APOC’s work is underpinned by four main pillars: (i) ivermectin donation by Merck; (ii) commitment to the CDTi strategy; (iii) a unique partnership among the affected communities, governments, donors, NGDOs, and APOC Secretariat; and (iv) continued scientific (basic and operational) research, results of which were immediately ploughed in to improve performance. Structures and mechanisms have been set up to implement, manage, and review this work.

APOC’s work translates on the ground into CDTi projects, which were 107 in 2012. The CDTi projects deliver ivermectin once a year to the affected and at-risk communities. These communities are fully empowered to play their role: they select community-directed ivermectin distributors (CDDs), decide on the most suitable period for ivermectin mass distribution, monitor ivermectin distribution and provide incentives to CDDs, and report treatment adverse effects to the nearest health facilities. On their side, the health workers who are trained by experts from APOC and in-country consultants ensure training of CDDs and their supervision; they help with management of ivermectin supply and take charge of responding to severe adverse effects of ivermectin treatment. This way, CDTi enormously contributes to primary health care implementation.

The control of river blindness has been a remarkable success story. Now the focus has shifted to a more ambitious goal: the elimination of river blindness in addition to other preventable NTDs from Africa. To help endemic countries achieve this aim, plans are underway to transition APOC into a new regional NTD entity, provisionally named Programme for the Elimination of Neglected Tropical Diseases (PENDA), in 2016. As river-blindness–endemic countries in Africa engage in the elimination of the disease and APOC transforms into a new regional entity, it is important to widely share the APOC partnership experience. This series of articles will highlight the different aspects of the fight, focusing on the history and governance of APOC, the management of the ivermectin donation [8], the technical foundations of the work of APOC, the country programs and perspectives, NGDOs action [9], mechanisms for financial sustainability [10], and the future of regional NTD elimination efforts.

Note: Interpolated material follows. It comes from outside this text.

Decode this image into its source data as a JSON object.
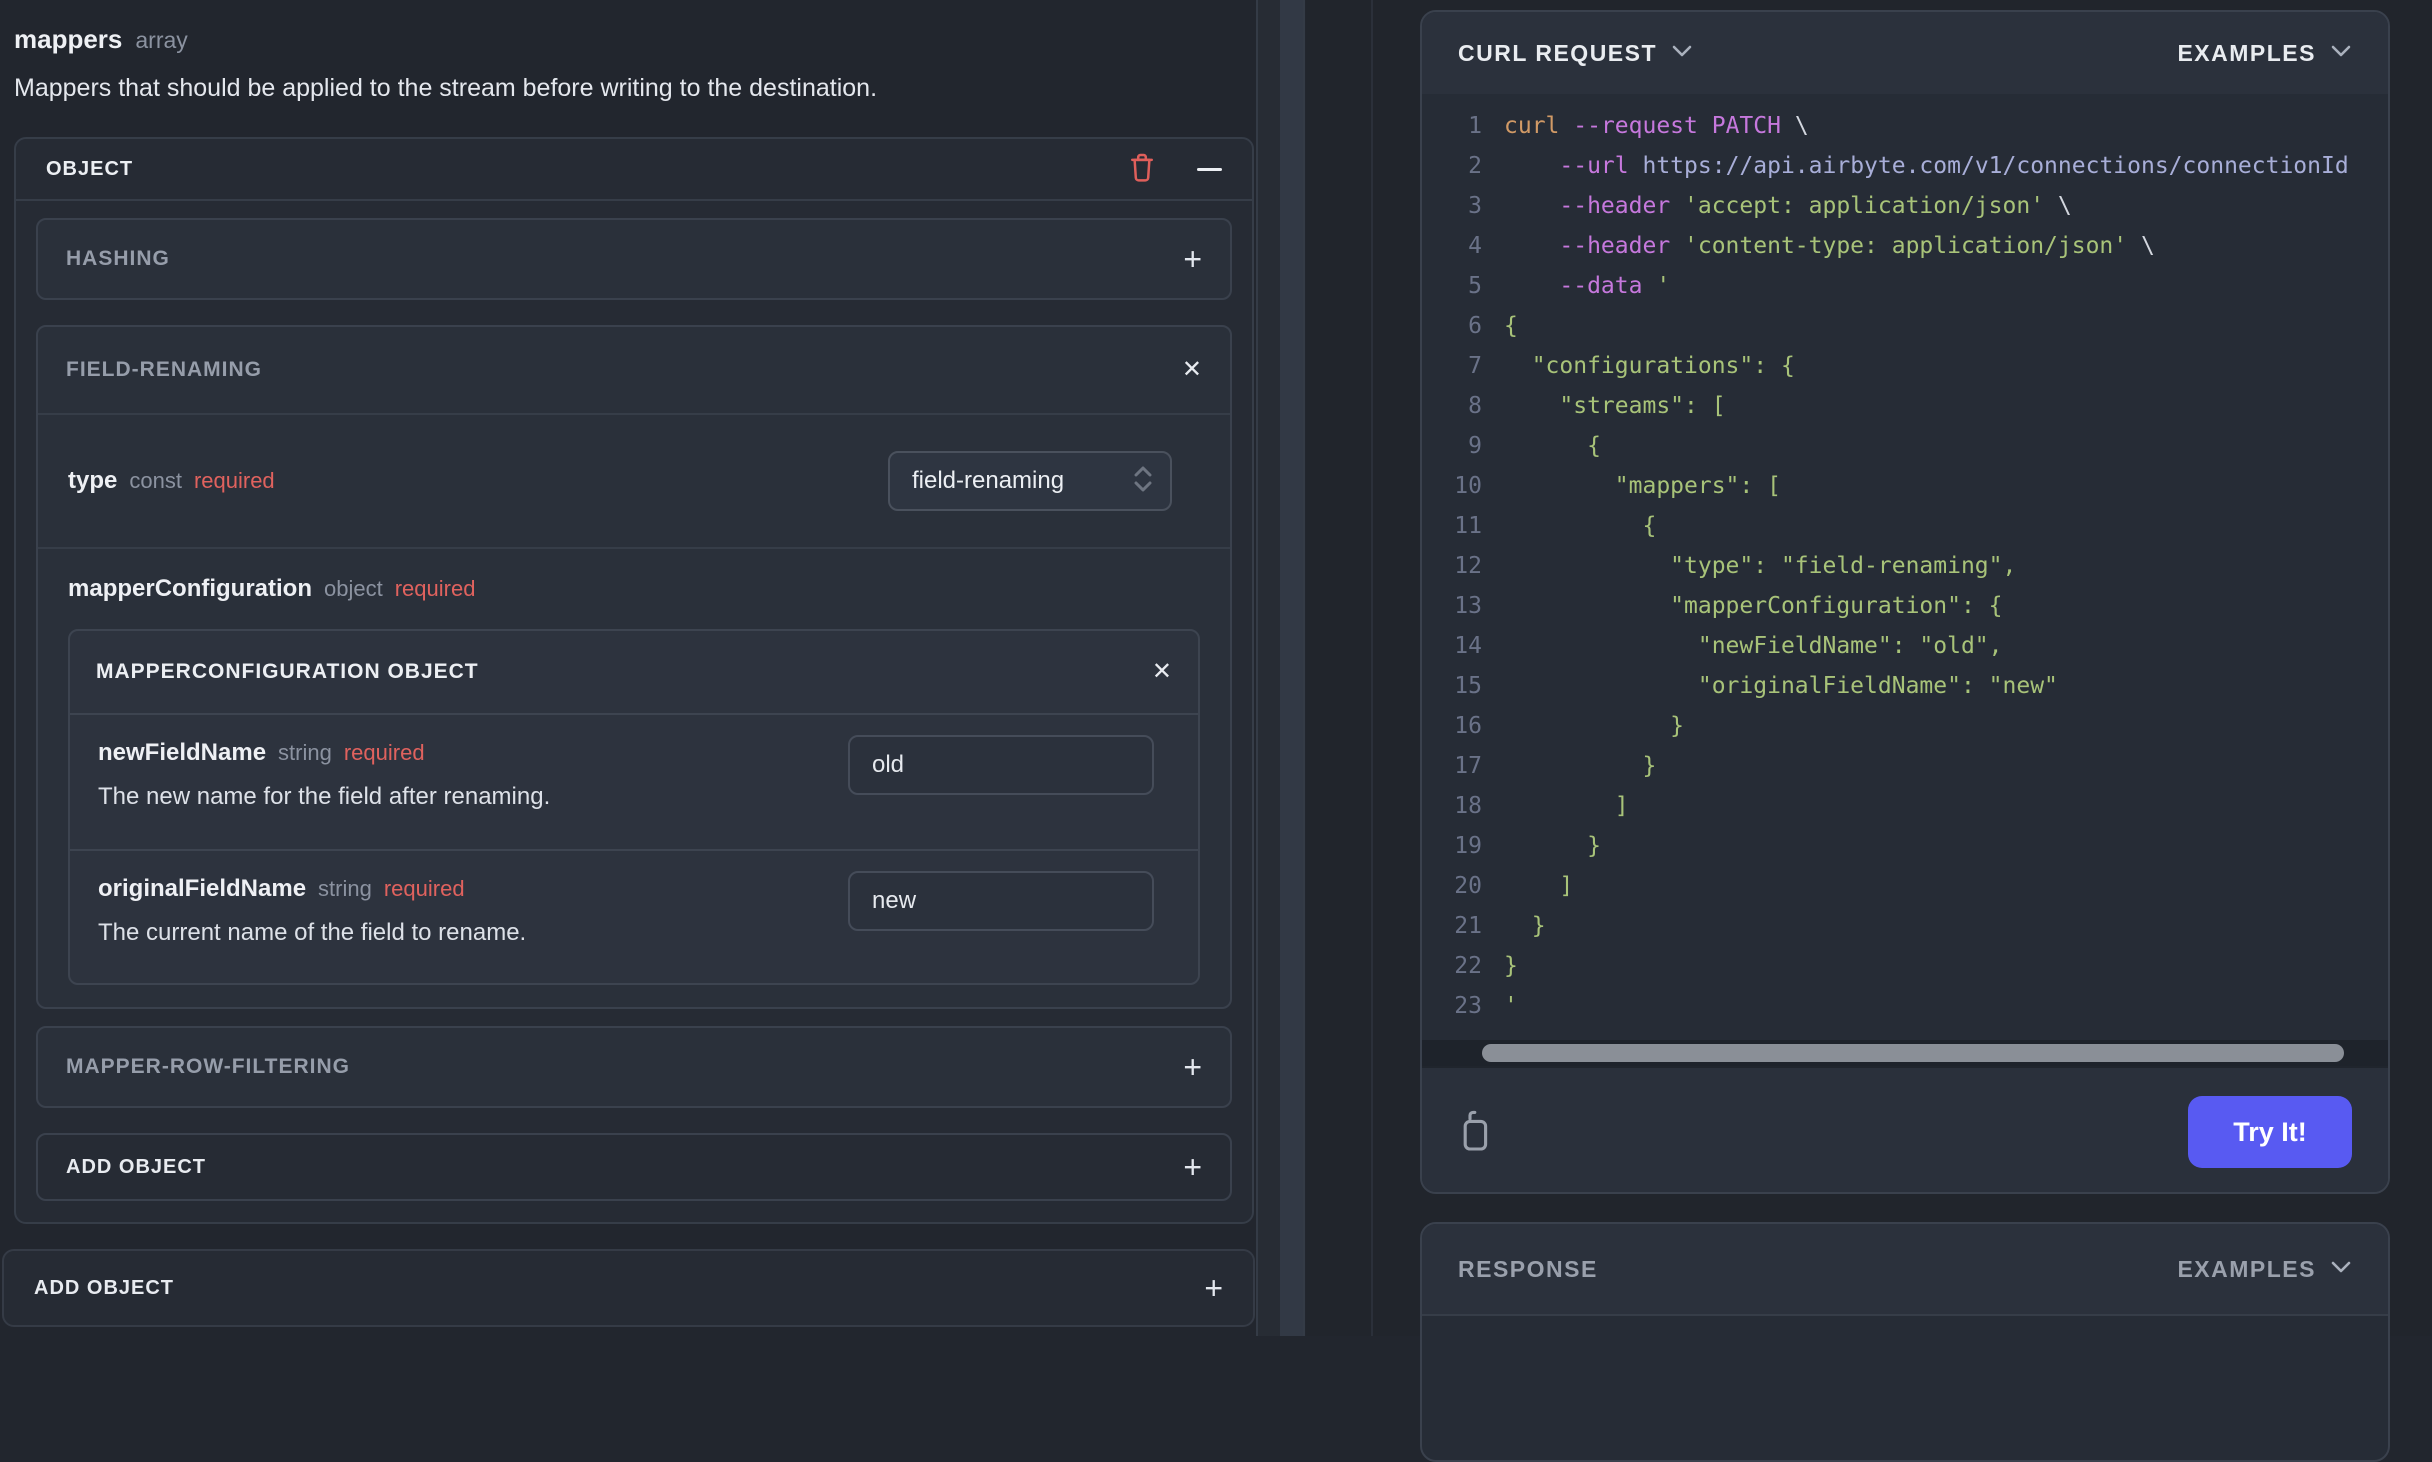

  1. 1. World Bank Group. (2011) Africa’s future and the World Bank’s support to it. World Bank, Africa Strategy 2011. Accessed August 15, 2014.
  2. 2. Diawara L, Traoré MO, Badji A, Bissan Y, Doumbia K, et al. (2009) Feasibility of Onchocerciasis Elimination with Ivermectin Treatment in Endemic Foci in Africa: First Evidence from Studies in Mali and Senegal. PLoS Negl Trop Dis 3(7): e497. pmid:19621091
  3. 3. WHO. Accelerating work to overcome the global impact of neglected tropical diseases: a roadmap for implementation. Accessed: August 5, 2014.
  4. 4. World Health Organization. (2002) Success in Africa: the Onchocerciasis Control Programme in West Africa, 1974-2002.World Health Organ Tech Rep Ser 885: 1−72.
  5. 5. Kim A, Benton B. (1995) Cost-benefit analysis of the Onchocerciasis Control Program (OCP). Technical paper 282, World Bank, Washington, DC.
  6. 6. Collins K. (2004) Profitable gifts: a history of the Merck Mectizan donation program and its implications for international health. Perspect Biol Med 47:100–109. pmid:15061171
  7. 7. Molyneux DH. (2005) Onchocerciasis control and eliminatin: coming of age in resource-constrainged health systems. Trends Parasitol 21(11): 525–529. pmid:16154387
  8. 8. Lawrence J, Sodahlon YK, Ogoussan KT, Hopkins AD (2015) Growth, challenges, and solutions over 25 Years of Mectizan and the impact on onchocerciasis control. PloS Negl Trop Dis. In press.
  9. 9. Cross C, Olamiju F, Richards F, Bush S, Hopkins A, et al. (2015) From river blindness to neglected tropical diseases—lessons learned in Africa for programme implementation and expansion by the non-governmental partners. In press.
  10. 10. Bundy DAP, Dhomun B, Daney X, Schultz LB, Tembon A, et al. (2015) Investing in Onchocerciasis Control: Financial Management of the African Programme for Onchocerciasis Control (APOC). Plos Negl Trop Dis. In press.